We think our samplers make thoughtful and attractive gifts.  We’ll ship them to your friends or family far away and even include personal greeting cards if you desire.   

What to do with Leftover Cranberry Sauce

If your refrigerator looks like our refrigerator, there’s some leftover cranberry sauce tucked away somewhere.  Rather than throw it out, turn it into a treat.  (These tips work for both whole-berry and jellied sauces.)

•  Mix that cranberry sauce with cream cheese to make an attractive and tasty spread for bagels or toast or use it to fill celery sticks as an eye-catching addition to an appetizer tray. 

•  Cranberry sauce makes an unusual and delicious topping for ice cream.  For a great sundae, top ice cream with cranberry sauce and sprinkle with nuts or try a festive banana split with a little cranberry sauce tucked under the whipped cream.

•  Heat it in a saucepan or microwave with a little butter and orange zest to make a terrific glaze for ham or chicken. 

Finding a Substitute for Rum

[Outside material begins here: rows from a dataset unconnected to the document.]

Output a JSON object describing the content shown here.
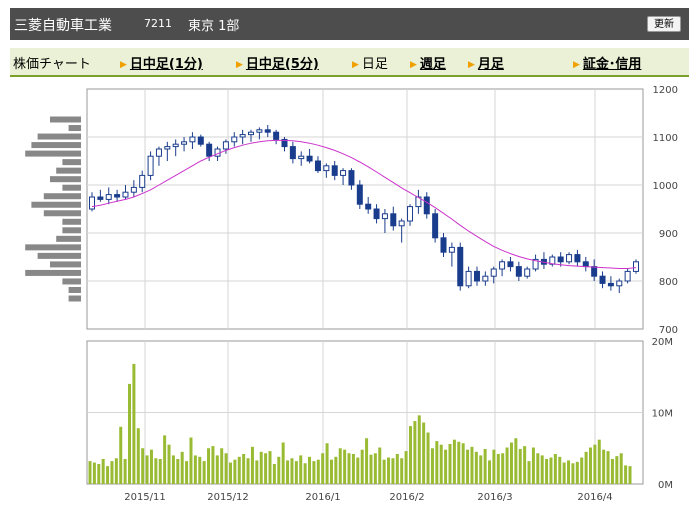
{
  "header": {
    "company": "三菱自動車工業",
    "code": "7211",
    "market": "東京 1部",
    "refresh_label": "更新"
  },
  "tabs": {
    "static_label": "株価チャート",
    "items": [
      {
        "label": "日中足(1分)",
        "link": true,
        "arrow": true
      },
      {
        "label": "日中足(5分)",
        "link": true,
        "arrow": true
      },
      {
        "label": "日足",
        "link": false,
        "arrow": true
      },
      {
        "label": "週足",
        "link": true,
        "arrow": true
      },
      {
        "label": "月足",
        "link": true,
        "arrow": true
      },
      {
        "label": "証金･信用",
        "link": true,
        "arrow": true
      }
    ]
  },
  "colors": {
    "header_bg": "#4d4d4d",
    "tab_bg": "#eaf1d6",
    "tab_border": "#7aa02a",
    "candle": "#1a3c8c",
    "moving_average": "#cc33cc",
    "volume_bar": "#99bb33",
    "volume_profile": "#888888",
    "grid": "#d6d6d6",
    "arrow": "#f0a000"
  },
  "chart_data": {
    "type": "candlestick",
    "price_axis": {
      "ticks": [
        "1200",
        "1100",
        "1000",
        "900",
        "800",
        "700"
      ],
      "ylim": [
        700,
        1200
      ],
      "side": "right"
    },
    "volume_axis": {
      "ticks": [
        "20M",
        "10M",
        "0M"
      ],
      "ylim": [
        0,
        20
      ],
      "unit": "M"
    },
    "date_labels": [
      "2015/11",
      "2015/12",
      "2016/1",
      "2016/2",
      "2016/3",
      "2016/4"
    ],
    "ohlc": [
      [
        950,
        985,
        945,
        975
      ],
      [
        975,
        990,
        965,
        970
      ],
      [
        970,
        995,
        960,
        980
      ],
      [
        980,
        990,
        965,
        975
      ],
      [
        975,
        1000,
        970,
        985
      ],
      [
        985,
        1010,
        975,
        995
      ],
      [
        995,
        1030,
        985,
        1020
      ],
      [
        1020,
        1070,
        1010,
        1060
      ],
      [
        1060,
        1080,
        1040,
        1075
      ],
      [
        1075,
        1090,
        1050,
        1080
      ],
      [
        1080,
        1095,
        1060,
        1085
      ],
      [
        1085,
        1100,
        1070,
        1090
      ],
      [
        1090,
        1110,
        1075,
        1100
      ],
      [
        1100,
        1105,
        1080,
        1085
      ],
      [
        1085,
        1090,
        1050,
        1060
      ],
      [
        1060,
        1080,
        1050,
        1075
      ],
      [
        1075,
        1095,
        1065,
        1090
      ],
      [
        1090,
        1110,
        1080,
        1100
      ],
      [
        1100,
        1115,
        1085,
        1105
      ],
      [
        1105,
        1115,
        1090,
        1110
      ],
      [
        1110,
        1120,
        1095,
        1115
      ],
      [
        1115,
        1125,
        1100,
        1110
      ],
      [
        1110,
        1115,
        1085,
        1095
      ],
      [
        1095,
        1100,
        1070,
        1080
      ],
      [
        1080,
        1090,
        1045,
        1055
      ],
      [
        1055,
        1070,
        1040,
        1060
      ],
      [
        1060,
        1075,
        1045,
        1050
      ],
      [
        1050,
        1060,
        1025,
        1030
      ],
      [
        1030,
        1045,
        1015,
        1040
      ],
      [
        1040,
        1050,
        1010,
        1020
      ],
      [
        1020,
        1035,
        1000,
        1030
      ],
      [
        1030,
        1035,
        990,
        1000
      ],
      [
        1000,
        1010,
        950,
        960
      ],
      [
        960,
        975,
        940,
        950
      ],
      [
        950,
        960,
        920,
        930
      ],
      [
        930,
        950,
        900,
        940
      ],
      [
        940,
        955,
        905,
        915
      ],
      [
        915,
        930,
        880,
        925
      ],
      [
        925,
        960,
        915,
        955
      ],
      [
        955,
        990,
        940,
        975
      ],
      [
        975,
        985,
        930,
        940
      ],
      [
        940,
        950,
        880,
        890
      ],
      [
        890,
        900,
        850,
        860
      ],
      [
        860,
        880,
        830,
        870
      ],
      [
        870,
        880,
        780,
        790
      ],
      [
        790,
        830,
        785,
        820
      ],
      [
        820,
        830,
        790,
        800
      ],
      [
        800,
        820,
        790,
        810
      ],
      [
        810,
        830,
        795,
        825
      ],
      [
        825,
        845,
        810,
        840
      ],
      [
        840,
        850,
        820,
        830
      ],
      [
        830,
        840,
        800,
        810
      ],
      [
        810,
        830,
        805,
        825
      ],
      [
        825,
        855,
        820,
        845
      ],
      [
        845,
        860,
        825,
        835
      ],
      [
        835,
        855,
        830,
        850
      ],
      [
        850,
        860,
        830,
        840
      ],
      [
        840,
        860,
        835,
        855
      ],
      [
        855,
        865,
        830,
        840
      ],
      [
        840,
        850,
        820,
        830
      ],
      [
        830,
        845,
        800,
        810
      ],
      [
        810,
        820,
        785,
        795
      ],
      [
        795,
        810,
        780,
        790
      ],
      [
        790,
        805,
        775,
        800
      ],
      [
        800,
        825,
        795,
        820
      ],
      [
        820,
        845,
        815,
        840
      ]
    ],
    "moving_average": [
      955,
      958,
      962,
      966,
      970,
      975,
      982,
      990,
      1000,
      1010,
      1020,
      1030,
      1040,
      1050,
      1058,
      1065,
      1072,
      1078,
      1083,
      1087,
      1090,
      1092,
      1093,
      1093,
      1092,
      1090,
      1087,
      1083,
      1078,
      1072,
      1065,
      1057,
      1048,
      1038,
      1027,
      1016,
      1005,
      994,
      984,
      974,
      964,
      953,
      941,
      929,
      916,
      904,
      893,
      882,
      872,
      864,
      857,
      851,
      846,
      842,
      839,
      836,
      834,
      832,
      831,
      830,
      829,
      828,
      827,
      826,
      826,
      828
    ],
    "volume_millions": [
      3.2,
      3,
      2.8,
      3.5,
      2.5,
      3.2,
      3.6,
      8,
      3.5,
      14,
      16.8,
      7.8,
      5,
      4,
      4.8,
      3.6,
      3.5,
      6.8,
      5.5,
      4,
      3.5,
      4.5,
      3.2,
      6.5,
      4,
      3.8,
      3.2,
      5,
      5.3,
      4,
      5,
      4.3,
      3,
      3.4,
      3.8,
      4.2,
      3.6,
      5.2,
      3.3,
      4.5,
      4.3,
      4.6,
      2.8,
      3.8,
      5.8,
      3.3,
      3.6,
      3.2,
      4,
      2.9,
      3.8,
      3.2,
      3.4,
      4.3,
      5.7,
      3.4,
      3.8,
      5,
      4.8,
      4.3,
      4.2,
      3.7,
      4.8,
      6.4,
      4.1,
      4.3,
      5.1,
      3.4,
      3.7,
      3.6,
      4.2,
      3.6,
      4.6,
      8.1,
      8.8,
      9.6,
      8.6,
      7.2,
      5,
      6,
      5.5,
      4.8,
      5.6,
      6.2,
      5.9,
      5.7,
      4.8,
      5.2,
      4.5,
      4,
      4.9,
      3.3,
      4.8,
      4.2,
      4.3,
      5.1,
      5.8,
      6.4,
      4.9,
      5.3,
      3.2,
      5.1,
      4.3,
      4,
      3.5,
      3.7,
      4.2,
      3.8,
      3,
      3.3,
      2.9,
      3.1,
      3.7,
      4.5,
      5.1,
      5.5,
      6.2,
      4.8,
      4.6,
      3.5,
      3.9,
      4.3,
      2.6,
      2.5
    ],
    "volume_profile": [
      0.5,
      0.2,
      0.7,
      0.8,
      0.9,
      0.3,
      0.4,
      0.5,
      0.3,
      0.6,
      0.8,
      0.6,
      0.3,
      0.3,
      0.4,
      0.9,
      0.7,
      0.5,
      0.9,
      0.3,
      0.2,
      0.2
    ]
  }
}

Yes, I know--some of the best pastry chefs will say that there is no substitute for rum.  (And we don’t know of anything else that will work for flambé.)  But for those of our readers who don’t have rum in their homes and would like to try some of those special holiday recipes that call for rum, we thought we would suggest a substitute. 

In the spice aisle of your grocery store, with the flavorings and extracts, you will find a rum flavoring.  Add a touch of this flavoring to apple juice for a rum substitute that works quite nicely.  In a pinch, if you don’t have that rum flavoring, use just the apple juice. 

Can I Substitute Butter for Shortening?

Speaking of substitutes, the question came up this week, “Can I substitute butter for shortening in my cookie recipes?” 

The answer is a qualified “yes”.  We have substituted butter in many of our recipes and believe butter makes a tastier, healthier cookie.  (Shortening and margarine are made with hydrogenated fat and most of us would like to reduce hydrogenated fat in our diets.) 

Your cookies will turn out a little differently if you substitute butter for shortening.  Shortening makes a cookie that is crisp on the edges and chewy in the middle.  Butter makes a cookie crisper throughout.  Because of the moisture in butter, cookies made with butter tend to spread more during baking. 

If you need to, you can counteract some of the spread and crispness in the butter cookie with the addition of an extra egg.   Whole eggs or egg yolks give cookies a cake-like texture.  So try your favorite recipe with butter instead of shortening and bake a few of the cookies.  If they turn out too crisp or too flat, add an egg and try again.

We went to great lengths to develop a snickerdoodle cookie that used butter instead of shortening.  Check out our Snickerdoodle Cookie Mix.   These are the only snickerdoodles that we have found that do not call for shortening. 

Your Friends at,

The Prepared Pantry